Add zest to your short stay in Bicol with the taste of the authentic fiery Bicol express invading your tongues. If I were you, I would not leave Bicol behind without tasting this spicy treat especially prepared for you by the very people who originally concocted it many decades ago. Obviously, it is the name that easily identified Bicol Express as another Bicolano dish. However, it is the exquisitely unique blended flavors of thick coconut milk, shrimp paste, pork, garlic, onions, and a handful of really hot green and red chili peppers(labuyo) that made Bicol express all the more popular not only domestically but internationally as well.
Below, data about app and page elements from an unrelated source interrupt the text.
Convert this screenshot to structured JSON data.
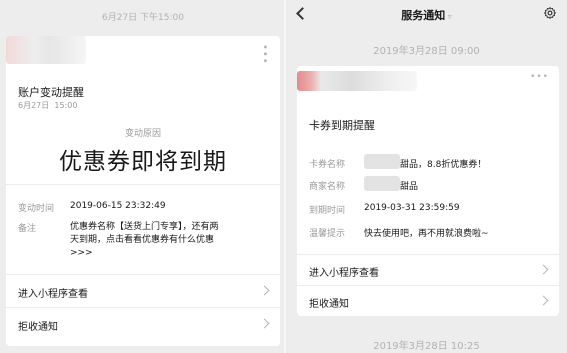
{
  "left": {
    "timestamp": "6月27日 下午15:00",
    "card": {
      "title": "账户变动提醒",
      "date": "6月27日",
      "time": "15:00",
      "reason_label": "变动原因",
      "headline": "优惠券即将到期",
      "change_time_label": "变动时间",
      "change_time_value": "2019-06-15 23:32:49",
      "note_label": "备注",
      "note_line1": "优惠券名称【送货上门专享】，还有两",
      "note_line2": "天到期，点击看看优惠券有什么优惠",
      "note_line3": ">>>",
      "action_enter": "进入小程序查看",
      "action_reject": "拒收通知"
    }
  },
  "right": {
    "header_title": "服务通知",
    "timestamp_top": "2019年3月28日 09:00",
    "timestamp_bottom": "2019年3月28日 10:25",
    "card": {
      "title": "卡券到期提醒",
      "rows": [
        {
          "label": "卡券名称",
          "value": "甜品，8.8折优惠券！"
        },
        {
          "label": "商家名称",
          "value": "甜品"
        },
        {
          "label": "到期时间",
          "value": "2019-03-31 23:59:59"
        },
        {
          "label": "温馨提示",
          "value": "快去使用吧，再不用就浪费啦~"
        }
      ],
      "action_enter": "进入小程序查看",
      "action_reject": "拒收通知"
    }
  },
  "icons": {
    "back": "chevron-left-icon",
    "settings": "gear-icon",
    "more": "more-dots-icon",
    "row_arrow": "chevron-right-icon"
  },
  "colors": {
    "background": "#ededed",
    "card": "#ffffff",
    "muted_text": "#9a9a9a",
    "timestamp": "#b2b2b2"
  }
}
How it is prepared? Very easy☺. Mince a handful of garlic, chop several pieces of onions, chop thinly sliced pork into very small pieces, cut those small labuyo into two and get a pint of fresh thick coconut milk from the market. Once you have all the ingredients ready, set aside coconut milk and sauté all the ingredients in 2~ tablespoons of good oil in the following order. Garlic→onions→chopped pork meat→shrimp paste(washed to lessen saltiness)→labuyo. Add coconut milk and put salt or whatever taste enhancers you'd prefer to add in. Stir occasionally until it's cooked. Done. It's chao time!
NO food coloring agents have been added to give such bright and happy looks to these delicious noodles. These multiple vitamins and minerals' enriched noodles are products of Bato, Camarines Sur. Thanks to those people who made veggies a lot more easier to eat.
These happy looking noodles come in different flavors like:
Green Noodles: MALUNGGAY/Moringa + (leaves, seeds, and flowers), which are rich in vitamin C, ascorbic acid, iron, calcium, and phosphorus and have been claimed to help lower blood pressure, aid in circulatory stimulation, ease pains caused by rheumatism, headaches, migraines not to mention that it can also help prevent tumor.
Orange Noodles:CARROTS are excellent sources of antioxidant compounds, pro-vitamin A carotenes, which help protect against cardiovascular disease (lower risk of heart attack) and cancer and promote good vision, esp. night vision.
Yellow Noodles: SQUASH+( shoots and flowers)- Alttogether, they become another excellent sources of Vitamins A & B, calcium, phosphorus, and iron, which are very good in promoting good vison, increase rate of metabolism, helps maintain healthy skin and muscle tone. Enhance immune and nervous system function.
Bicol is not only proud of its natural wonders and good food but has been also noted to be the major producer of abaca products even before the Spaniards came to the Philippines.
Abaca is grown almost everywhere in Bicol. Volcanic area like the provinces of Albay and Sorsogon, are best suited for abaca cultivation. The Philippines' tropical climate, high to moderate rain fall, and rich in volcanic soil are particularly important in the growing of these plants.
Some of the common abaca products now being sold all over the world are: Bags, Table Runners, Place Mats, Wallets, Belts, Slippers, Carpets, Hammocks, Wall Decors and even ropes.
Americans has been the largest importer of abaca since 1830s , followed by Japan, and Australia.... The American navy uses abaca rope because it has a remarkable strength and more resistant to salt water decomposition than other known fibers. In fact, it was and still is the strongest of all natural fibers. Such qualities that were also appreciated by other foreign shipping companies all over the world.
By 1925, the US Department of Agriculture officials attempted to grow abaca in the Central American countries but despite experimental planting in their willingness to expand the industry in several other central American countries, efforts came out to be futile. However, at the end of World War 2 they have finally succeeded cultivating Abaca somewhere in Equador.
The abaca plant is a restricted material and government regulated. So, while Abaca's seeds and flowers are freely shared among countries, Thus, if a country other than the Philippines claims to grow abaca, DNA testing will always trace its origin to the Philippines, especifically Bicol.